WASHINGTON — The Obama administration urged officers of the struggling solar company Solyndra to postpone announcing planned layoffs until after the November 2010 midterm elections, newly released emails show.
Solyndra, the now-shuttered California company, had been a poster child for President Barack Obama's initiative to invest in clean energies and received the administration's first energy loan of $535 million. But a year ago, in October 2010, the solar panel manufacturer was quickly running out of money and had warned the Energy Department it would need emergency cash to avoid having to shut down.
The new emails about the layoff announcement were released Tuesday as part of a House Energy and Commerce Committee memo, provided in advance of Energy Secretary Steven Chu's scheduled testimony before the investigative committee Thursday.
Solyndra's chief executive warned the Energy Department on Oct. 25, 2010, that he intended to announce worker layoffs Oct. 28. He said he was spurred by numerous calls from reporters and potential investors about rumors the firm was in financial trouble and was planning to lay off workers and close one of its two plants.
But in an Oct. 30, 2010, email, advisers to Solyndra's primary investor, Argonaut Equity, explain that the Energy Department had strongly urged the company to put off the layoff announcement until Nov. 3. The midterm elections were held Nov. 2 and led to Republicans taking control of the House of Representatives.
"DOE continues to be cooperative and have indicated that they will fund the November draw on our loan (app. $40 million) but have not committed to December yet," a Solyndra investor adviser wrote Oct. 30. "They did push very hard for us to hold our announcement of the consolidation to employees and vendors to Nov. 3rd — oddly they didn't give a reason for that date."
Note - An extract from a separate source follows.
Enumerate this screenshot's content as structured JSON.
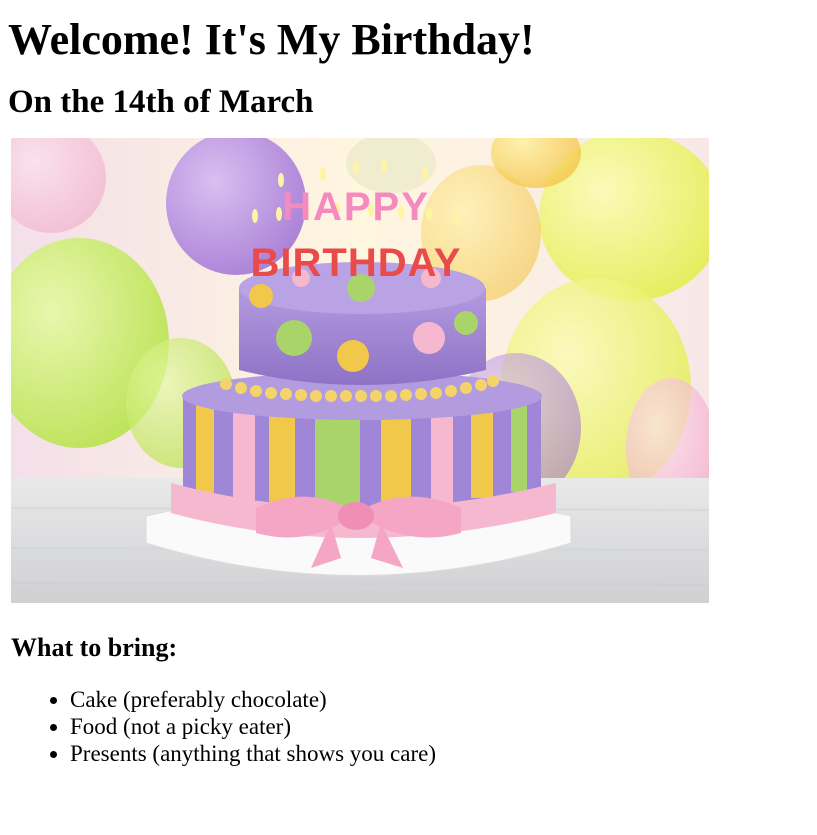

Solyndra has become a rallying cry for Republicans who argue that Obama used his clean energy initiative to steer valuable loans to benefit his friends and donors. Argonaut is a private equity firm of George Kaiser, who advised his investor deputies on how to approach the White House to help Solyndra with its financial problems.
Earlier in October, Solyndra executives and investors had warned the agency that they needed emergency financing to keep the company operating after December and were working with the agency to restructure and ease the terms of its half-billion-dollar federal loan.
On Oct. 25, 2010, Solyndra chief executive Brian Harrison emailed the Energy Department's loan staff to explain that Solyndra "has received some press inquiries about rumors of problems (one of them with quite accurate information) and we have received in-bound calls from potential investors. Both of these data points indicate the story is starting to leak outside Solyndra."
Harrison went on to state that he would "like to go forward with the internal communication (to employees regarding layoffs) on Thursday, October 28."
Harrison's email was forwarded to program director, Jonathan Silver, who then alerted White House climate change czar Carol Browner and Vice President Joe Biden's point person on stimulus, Ron Klain. Browner asked for more information about the announcement, and Chu's chief of staff explained he had left a voicemail message on her cellphone.
On Nov. 3, 2010, Solyndra announced it would lay off 40 workers and 150 contractors and shut down its Fab 1 factory. The department agreed to continue giving Solyndra installments of its federal loan despite the company's failure to meet key terms of the loan, and in February restructured its loan to give investors a chance to recover $75 million in new money they put into the company before taxpayers would be repaid.
Silver resigned from the agency last month.